Computer Misuse Policy

All access of computers and connected systems is governed by the Computer Misuse Act 1990. This act has created three criminal offences covering the usage of computers:

1. Unauthorised access to computer material

It is illegal to access a computing system unless authorised to do so and as such it makes the activity of ‘hacking’ a crime. It does not matter whether the hacker is remote, working from a distance over the remote area networks, or local, where persons such as staff or students who may have limited authorisation to use the computers knowingly exceed that authority. The hacking need not be directed at a particular computer, programme or data. For example, it is unlawful without proper authority:

  • To use another person’s ID and password in order to access a computer, use data or run a programme;
  • To alter, delete, copy, or move a programme or data, or simply to output a programme or data; or
  • To lay a trap to obtain a password.

2. Unauthorised access to a computer system with intent to commit or facilitate the commission of a further offence.

This covers the situation where unauthorised access is gained with intent to commit a further offence.
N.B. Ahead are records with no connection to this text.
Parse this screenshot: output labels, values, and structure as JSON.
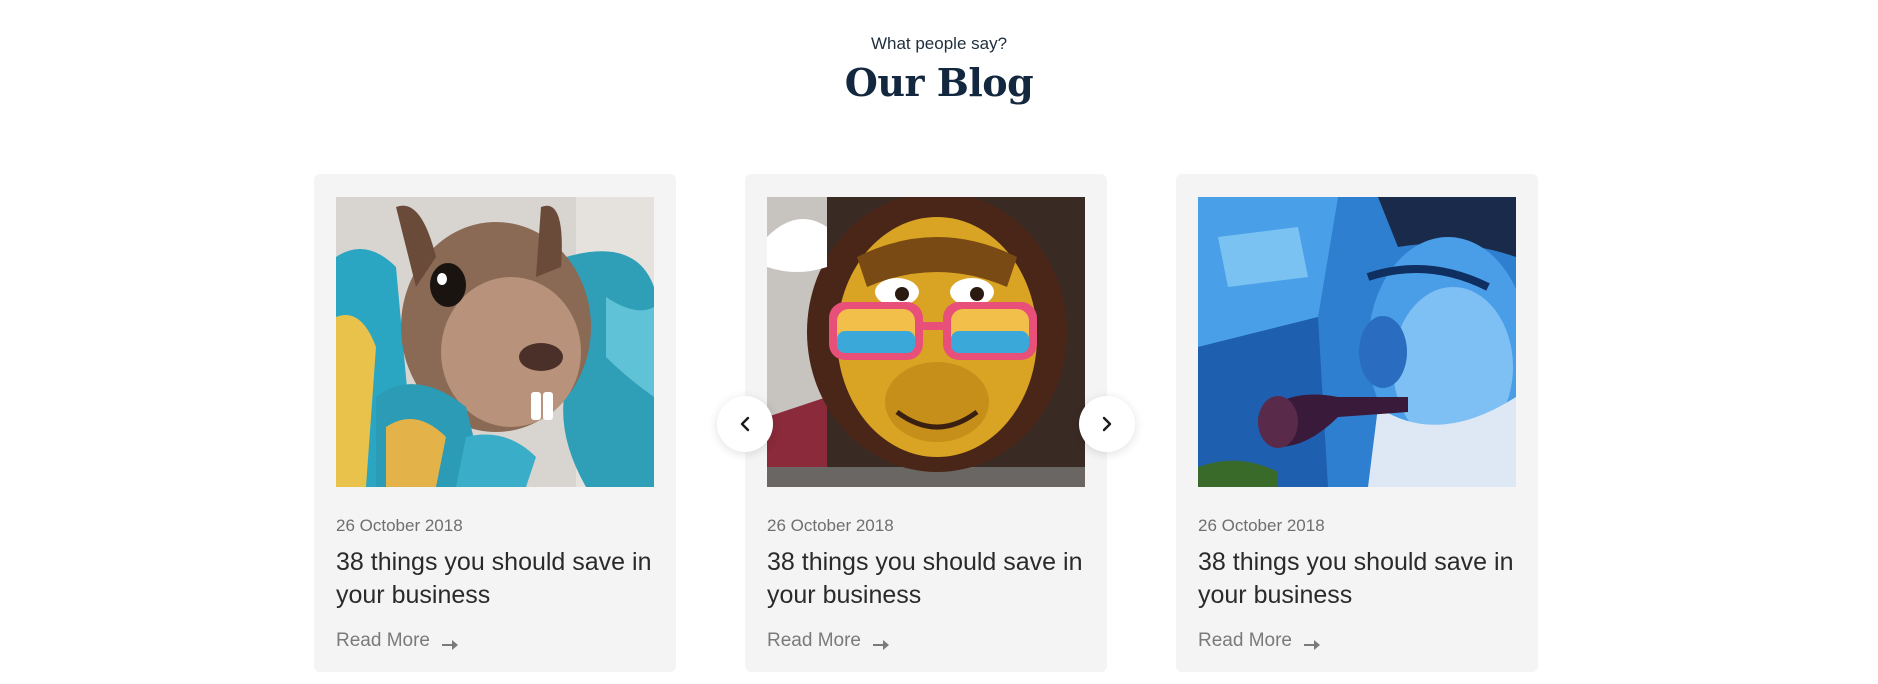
{
  "header": {
    "eyebrow": "What people say?",
    "title": "Our Blog"
  },
  "carousel": {
    "prev_icon": "chevron-left-icon",
    "next_icon": "chevron-right-icon"
  },
  "posts": [
    {
      "image": "squirrel-graffiti",
      "date": "26 October 2018",
      "title": "38 things you should save in your business",
      "read_more": "Read More",
      "icon": "arrow-right-icon"
    },
    {
      "image": "monkey-graffiti",
      "date": "26 October 2018",
      "title": "38 things you should save in your business",
      "read_more": "Read More",
      "icon": "arrow-right-icon"
    },
    {
      "image": "old-man-graffiti",
      "date": "26 October 2018",
      "title": "38 things you should save in your business",
      "read_more": "Read More",
      "icon": "arrow-right-icon"
    }
  ],
  "colors": {
    "title": "#13283f",
    "card_bg": "#f4f4f4",
    "muted_text": "#6f6f6f"
  }
}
For example, a person may gain unauthorised access to computer material in order to commit theft by re-directing funds from someone else’s bank account.
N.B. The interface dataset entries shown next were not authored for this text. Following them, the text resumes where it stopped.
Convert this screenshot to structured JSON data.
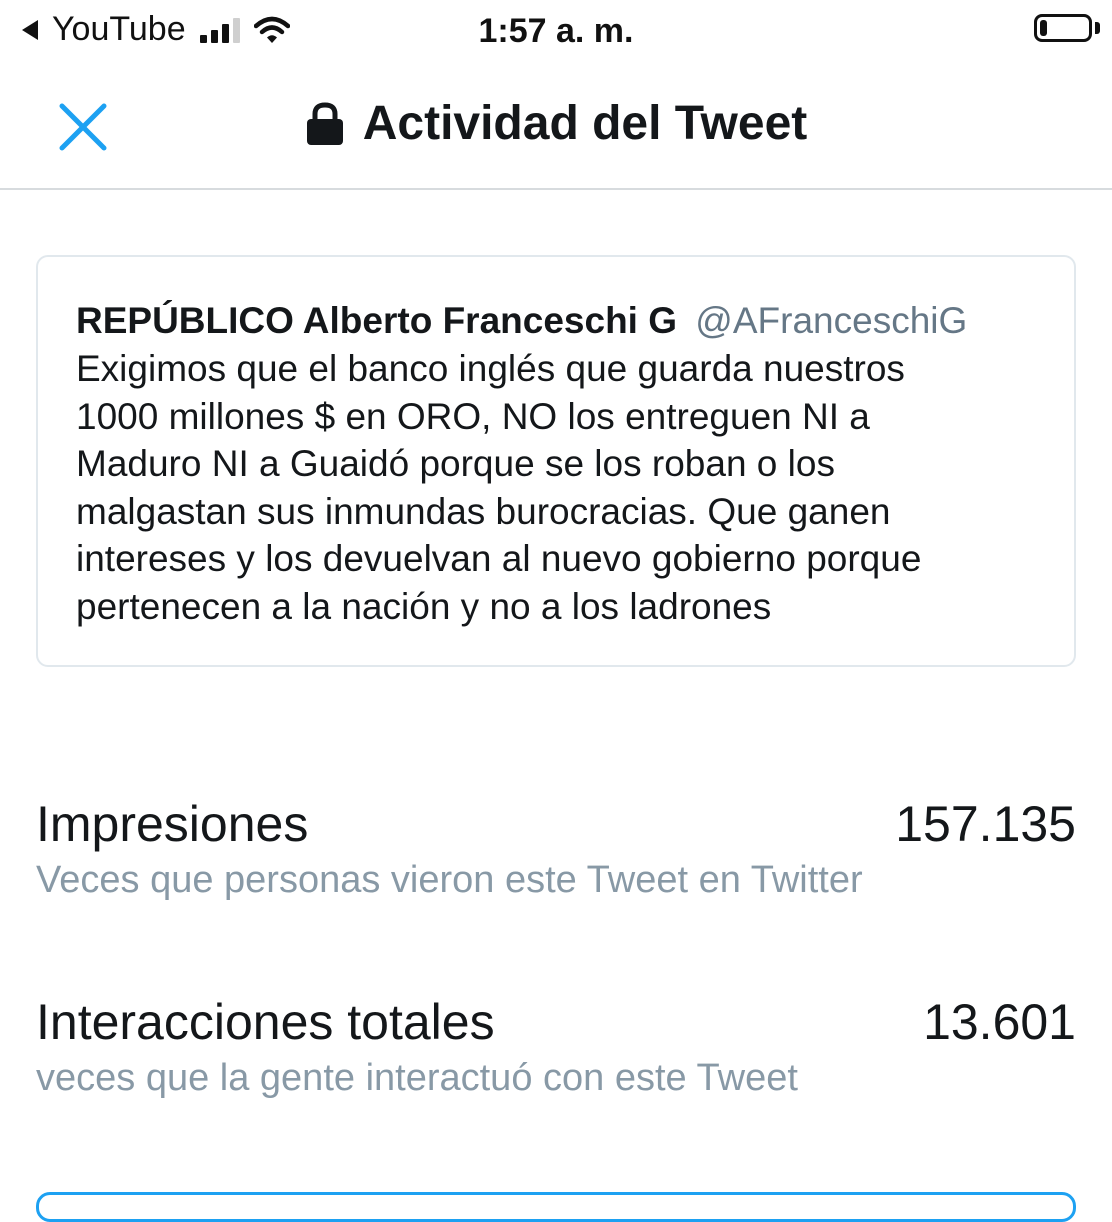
{
  "status_bar": {
    "back_app": "YouTube",
    "time": "1:57 a. m.",
    "signal_bars": 3,
    "signal_total": 4,
    "battery_level": 0.15
  },
  "nav": {
    "title": "Actividad del Tweet",
    "close_icon": "close-icon",
    "lock_icon": "lock-icon",
    "accent": "#1da1f2"
  },
  "tweet": {
    "author_name": "REPÚBLICO Alberto Franceschi G",
    "author_handle": "@AFranceschiG",
    "text": "Exigimos que el banco inglés que guarda nuestros\n1000 millones $ en ORO,  NO los entreguen NI a\nMaduro NI a Guaidó porque se los roban o los\nmalgastan sus inmundas burocracias. Que ganen\nintereses y los devuelvan al nuevo gobierno porque\npertenecen a la nación y no a los ladrones"
  },
  "metrics": [
    {
      "label": "Impresiones",
      "value": "157.135",
      "description": "Veces que personas vieron este Tweet en Twitter"
    },
    {
      "label": "Interacciones totales",
      "value": "13.601",
      "description": "veces que la gente interactuó con este Tweet"
    }
  ]
}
3. Unauthorised modification of computer material

This offence includes the deliberate deletion or corruption of programmes or data. It also includes the introduction of viruses etc., where these result in the modification or destruction of data.
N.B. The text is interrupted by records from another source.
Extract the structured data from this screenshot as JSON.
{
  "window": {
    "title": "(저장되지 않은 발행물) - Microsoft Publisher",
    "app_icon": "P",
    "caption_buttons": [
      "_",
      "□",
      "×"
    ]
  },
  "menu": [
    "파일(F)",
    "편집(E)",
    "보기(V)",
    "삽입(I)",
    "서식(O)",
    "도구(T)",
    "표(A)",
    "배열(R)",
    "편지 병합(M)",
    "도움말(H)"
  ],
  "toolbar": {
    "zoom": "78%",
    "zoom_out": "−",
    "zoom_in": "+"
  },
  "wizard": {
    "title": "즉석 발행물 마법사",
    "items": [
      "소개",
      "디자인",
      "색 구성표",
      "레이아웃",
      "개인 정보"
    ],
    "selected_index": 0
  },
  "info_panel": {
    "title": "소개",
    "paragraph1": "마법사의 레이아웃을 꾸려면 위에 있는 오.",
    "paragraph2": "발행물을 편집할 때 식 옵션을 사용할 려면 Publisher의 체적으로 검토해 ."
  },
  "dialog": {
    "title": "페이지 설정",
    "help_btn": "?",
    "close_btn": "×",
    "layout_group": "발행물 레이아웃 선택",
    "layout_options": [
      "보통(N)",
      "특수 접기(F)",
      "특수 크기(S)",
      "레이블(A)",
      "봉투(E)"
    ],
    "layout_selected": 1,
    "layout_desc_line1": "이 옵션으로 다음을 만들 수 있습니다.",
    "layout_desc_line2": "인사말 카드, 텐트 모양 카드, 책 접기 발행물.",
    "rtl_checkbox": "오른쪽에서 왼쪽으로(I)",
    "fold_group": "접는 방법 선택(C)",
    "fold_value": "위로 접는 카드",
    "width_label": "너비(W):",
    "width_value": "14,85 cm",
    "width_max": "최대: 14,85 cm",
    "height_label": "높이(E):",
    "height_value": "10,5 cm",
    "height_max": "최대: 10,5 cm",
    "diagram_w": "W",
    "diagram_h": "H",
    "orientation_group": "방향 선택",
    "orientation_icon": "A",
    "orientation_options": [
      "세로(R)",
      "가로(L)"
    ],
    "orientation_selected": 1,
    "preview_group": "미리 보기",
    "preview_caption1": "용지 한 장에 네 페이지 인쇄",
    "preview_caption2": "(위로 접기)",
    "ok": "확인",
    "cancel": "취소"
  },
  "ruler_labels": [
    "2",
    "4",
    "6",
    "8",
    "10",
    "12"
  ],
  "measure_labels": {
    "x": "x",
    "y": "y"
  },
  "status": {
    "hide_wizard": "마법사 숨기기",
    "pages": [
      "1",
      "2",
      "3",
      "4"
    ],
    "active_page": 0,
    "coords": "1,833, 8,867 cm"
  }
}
Please note that UCB will take very seriously any attempts at ‘hacking’ internal/external systems. Any such actions will be reported to the appropriate authorities immediately.

Internet and Intranet Policy (extracts)

1. UCB Internet/Intranet Access

UCB offers free access to the Internet (via JANET) to all authorised, registered students via PCs in the Libraries, Resource Centres, the Knowledge Transfer Centre, and computer suites throughout UCB. UCB reserves the right to refuse access to any student found to be in breach of these guidelines.

2. General Guidance

UCB receives its Internet/e-mail services via JANET (The UK’s Academic & Research Network), and has to adhere to JANET’s Acceptable Use Policy.

Please take time to read this document and be fully aware of its contents and implications.

Students access JANET and the Internet at their own risk. UCB has no control over the content, timeliness, and accuracy of information on the Internet. UCB will keep a log of all sites accessed by students which will be checked on a daily basis. UCB will install appropriate software, as it becomes available, that will actively block sites that are considered inappropriate for students to access during the normal course of their work.

Viewing or downloading any unauthorised unlicensed software or pornographic and/or obscene material on the internet will lead to the immediate loss of access rights and the person will be reported to the Deputy Vice-Chancellor for further action. UK Law may ban some material downloaded from the Internet. Once a file is on your computer, it is considered to be in your possession. There have been a number of successful prosecutions relating to the contents of computer hard drives.

Student E-Mail Policy

1. UCB E-mail

UCB actively encourages the use of email by both staff and students. UCB does not routinely monitor or inspect this without good reason. UCB does however reserve the right to inspect, monitor, or disclose email, when it has a reason to believe that a user has breached the email privileges. Anyone breaching the guidelines may lose access rights and will be subject to UCB’s Disciplinary Procedure.

2. Email User Guidance

Users need to be aware that e-mail is not as secure or as private as may be perceived. Email, due to its very nature, is easily distributed due to the forwarding facilities within the e-mail software. A message sent to one person can quite easily be forwarded to an unlimited number of people or could even be posted onto an electronic bulletin board or ‘List Server’, even though is was only intended be to seen by the original recipient. Even when a user deletes their copy of the email, it may still exist in a backup file, on the recipient's system or elsewhere on the Internet. UCB has no means of protecting against such eventualities.

Email created or stored on UCB systems may be subject to disclosure during legal proceedings. UCB will not routinely disclose email without good reason. Users are therefore cautioned against using email to make any statements which they may not wish to be disclosed in the case of a dispute at a later date.

UCB expects users to use the same personal and professional courtesies and considerations in e-mail as they would in any form of communication. UCB cannot ‘authenticate’ the origin of all email unless it is sent using an authorised email service. UCB requires users not to make any attempt to disguise the origin of their email. Any email that has been forwarded can be modified to hide its source; this again is against UCB policy.

Do Not:

  • Use UCB email for mass, junk or chain e-mailing
  • Read any unsolicited email - delete it without reading it
  • Attach files to email unless you have to, as you can always cut and paste plain text into an email
  • Leave your email address on a website or you could end up receiving junk email
  • Misrepresent individuals or UCB within an email as UCB has no means of protecting against such eventualities.